Work item: When you write out the listing, keep each word exactly as it stands but include none of its images.

Record extracts section start

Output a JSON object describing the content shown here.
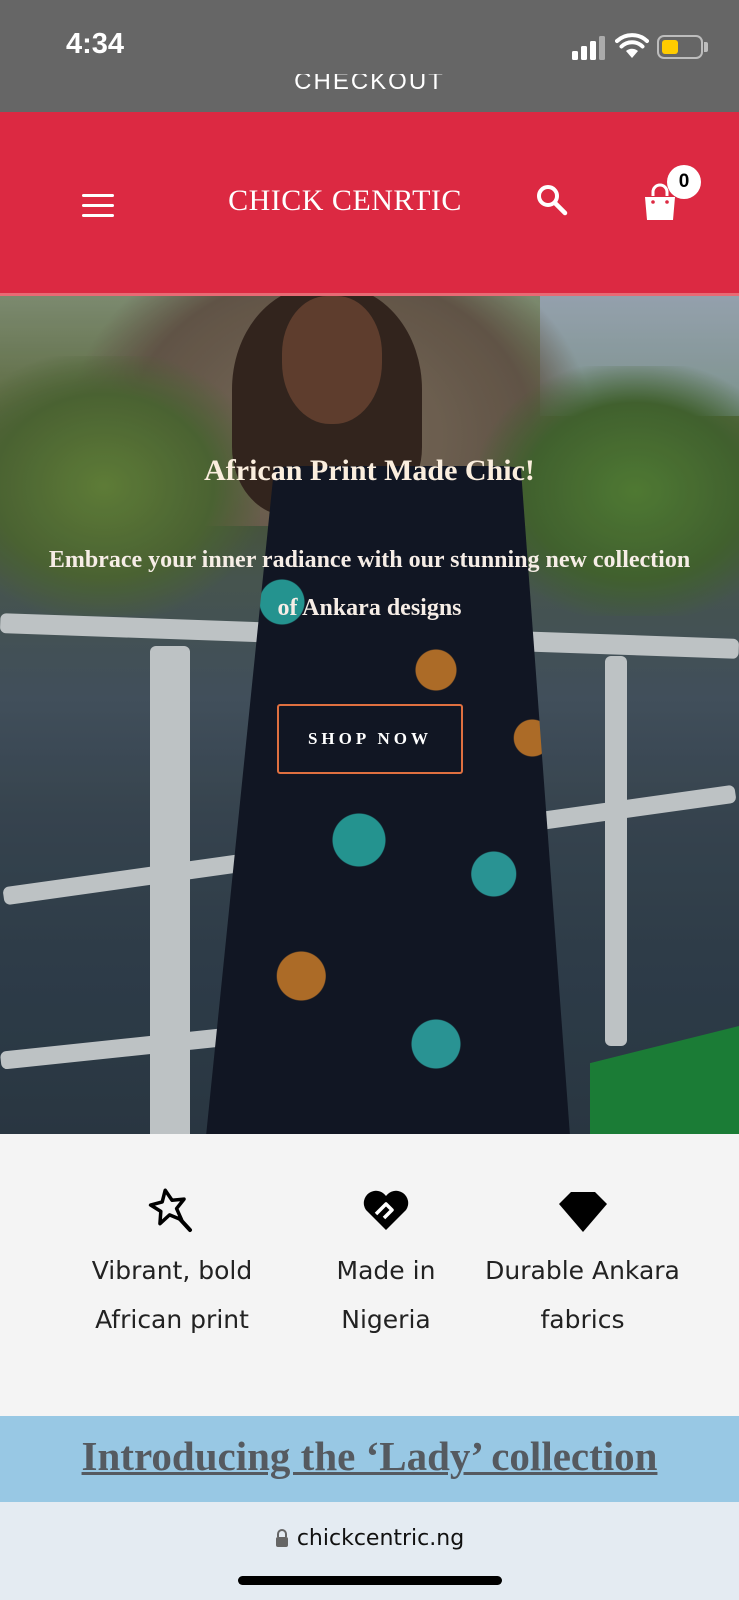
{
  "status_bar": {
    "time": "4:34",
    "signal_icon": "cellular-signal-icon",
    "wifi_icon": "wifi-icon",
    "battery_icon": "battery-icon",
    "battery_color": "#ffcc00",
    "battery_level": 0.45
  },
  "top_link": {
    "label": "CHECKOUT"
  },
  "header": {
    "brand": "CHICK CENRTIC",
    "background": "#dc2942",
    "menu_icon": "hamburger-menu-icon",
    "search_icon": "search-icon",
    "cart_icon": "shopping-bag-icon",
    "cart_count": "0"
  },
  "hero": {
    "title": "African Print Made Chic!",
    "subtitle": "Embrace your inner radiance with our stunning new collection of Ankara designs",
    "button_label": "SHOP NOW",
    "button_border_color": "#e07040"
  },
  "features": [
    {
      "icon": "magic-wand-star-icon",
      "label": "Vibrant, bold African print"
    },
    {
      "icon": "heart-handshake-icon",
      "label": "Made in Nigeria"
    },
    {
      "icon": "diamond-icon",
      "label": "Durable Ankara fabrics"
    }
  ],
  "collection_banner": {
    "label": "Introducing the ‘Lady’ collection",
    "background": "#98c8e4"
  },
  "browser_bar": {
    "lock_icon": "lock-icon",
    "url": "chickcentric.ng"
  }
}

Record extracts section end

Task result:
Output a JSON object describing the content shown here.
{
  "status_bar": {
    "time": "4:34",
    "signal_icon": "cellular-signal-icon",
    "wifi_icon": "wifi-icon",
    "battery_icon": "battery-icon",
    "battery_color": "#ffcc00",
    "battery_level": 0.45
  },
  "top_link": {
    "label": "CHECKOUT"
  },
  "header": {
    "brand": "CHICK CENRTIC",
    "background": "#dc2942",
    "menu_icon": "hamburger-menu-icon",
    "search_icon": "search-icon",
    "cart_icon": "shopping-bag-icon",
    "cart_count": "0"
  },
  "hero": {
    "title": "African Print Made Chic!",
    "subtitle": "Embrace your inner radiance with our stunning new collection of Ankara designs",
    "button_label": "SHOP NOW",
    "button_border_color": "#e07040"
  },
  "features": [
    {
      "icon": "magic-wand-star-icon",
      "label": "Vibrant, bold African print"
    },
    {
      "icon": "heart-handshake-icon",
      "label": "Made in Nigeria"
    },
    {
      "icon": "diamond-icon",
      "label": "Durable Ankara fabrics"
    }
  ],
  "collection_banner": {
    "label": "Introducing the ‘Lady’ collection",
    "background": "#98c8e4"
  },
  "browser_bar": {
    "lock_icon": "lock-icon",
    "url": "chickcentric.ng"
  }
}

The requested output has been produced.